Police officers are often required to carry additional loads in the field. Current literature has observed that these loads reduce agility performance, but more investigation is required to understand the effects of load carriage on repeated change of direction and fatigue. This study aimed to examine the effects of load on repeated change of direction and examine the differences that absolute and relative load carriage have on fatigue levels in police officers. Forty-eight officers (mean age 39.06±8.11, mean height 176.90±8.41 cm, mean weight 87.18±16.99 kg) completed a timed 6x20 metre figure eight course wearing their daily duty loads (9.55±0.95 kg). Fatigue was measured by two formulas and statistical analysis examined correlations between body weight, absolute loads, relative loads, fatigue levels, and lap completion time. There was no significant correlation between absolute external load and any laps of the course, nor was there a correlation between fatigue levels or any other variables of the participants. Relative load had an impact on participants’ ability to complete a 180° turn after a 20-metre linear sprint. The researchers found a mean significant increase of 23% (1.06±0.28 seconds) in lap completion time when the participants changed from a 20-metre linear sprint to the 20-metre figure eight course, suggesting that initiation of change of direction experiences a greater setback the more relative load the officer is carrying. In addition, the body weight of the officer was associated with their ability to accelerate and complete the initial 20-metre sprint. These findings are of importance in preparing officers to pursue a suspect in regards to the initial acceleration and ability to change direction following a linear sprint.
|Number of pages||6|
|Journal||Journal of Australian Strength and Conditioning|
|Publication status||Published - 2019|

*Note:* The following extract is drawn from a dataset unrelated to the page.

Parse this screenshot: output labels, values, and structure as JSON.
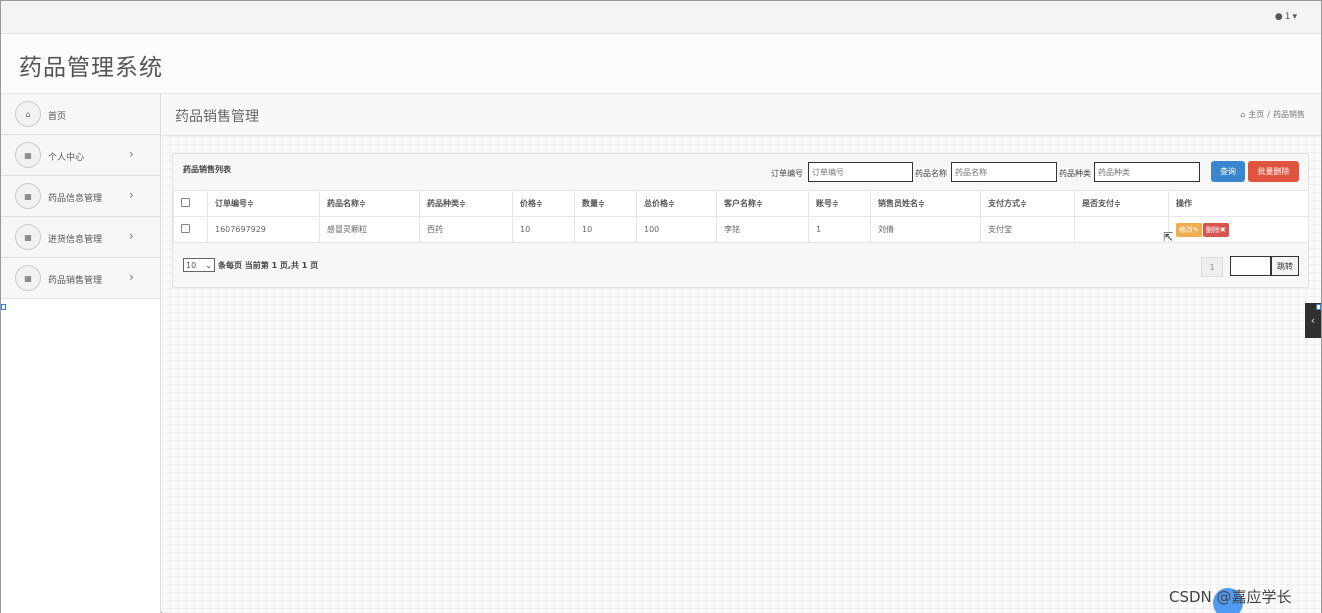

Joseph, A., Orr, R. M., Wiley, A., Schram, B., Kornhauser, C., Holmes, R., & Dawes, J. (2019). The effects of external loads carried by police officers on change of direction tasks. Journal of Australian Strength and Conditioning, 27(2), 31-36. .